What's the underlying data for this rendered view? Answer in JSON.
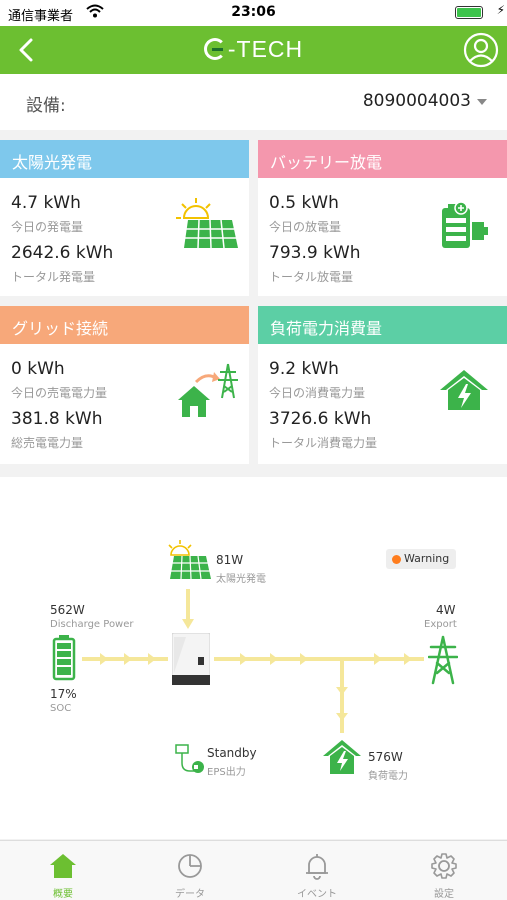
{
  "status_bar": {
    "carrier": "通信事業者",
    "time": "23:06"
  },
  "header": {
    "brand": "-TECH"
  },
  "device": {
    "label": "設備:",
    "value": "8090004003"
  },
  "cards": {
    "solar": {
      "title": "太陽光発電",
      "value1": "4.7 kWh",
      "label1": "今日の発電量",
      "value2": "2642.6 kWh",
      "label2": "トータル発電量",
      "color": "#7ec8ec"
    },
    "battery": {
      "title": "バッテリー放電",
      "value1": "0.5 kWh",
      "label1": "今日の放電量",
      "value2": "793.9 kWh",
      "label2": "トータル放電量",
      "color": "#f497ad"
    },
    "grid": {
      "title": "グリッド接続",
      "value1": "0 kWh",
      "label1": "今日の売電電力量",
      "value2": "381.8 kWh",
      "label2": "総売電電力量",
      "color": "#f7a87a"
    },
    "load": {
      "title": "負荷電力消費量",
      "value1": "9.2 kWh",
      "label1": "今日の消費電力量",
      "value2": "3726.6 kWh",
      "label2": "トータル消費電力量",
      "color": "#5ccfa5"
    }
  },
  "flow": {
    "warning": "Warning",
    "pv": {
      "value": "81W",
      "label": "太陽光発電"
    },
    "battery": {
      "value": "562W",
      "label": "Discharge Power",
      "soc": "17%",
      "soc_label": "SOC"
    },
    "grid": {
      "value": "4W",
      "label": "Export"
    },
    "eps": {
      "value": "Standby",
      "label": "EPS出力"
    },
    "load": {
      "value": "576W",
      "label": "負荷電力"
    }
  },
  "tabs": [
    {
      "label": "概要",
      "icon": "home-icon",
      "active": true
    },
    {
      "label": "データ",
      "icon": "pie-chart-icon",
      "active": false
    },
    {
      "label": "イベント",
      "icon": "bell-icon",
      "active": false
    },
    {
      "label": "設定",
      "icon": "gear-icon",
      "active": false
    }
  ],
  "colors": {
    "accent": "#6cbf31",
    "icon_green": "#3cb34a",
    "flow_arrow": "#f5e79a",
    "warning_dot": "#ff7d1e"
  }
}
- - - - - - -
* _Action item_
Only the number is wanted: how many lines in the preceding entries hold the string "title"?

* _Completed exercise_
4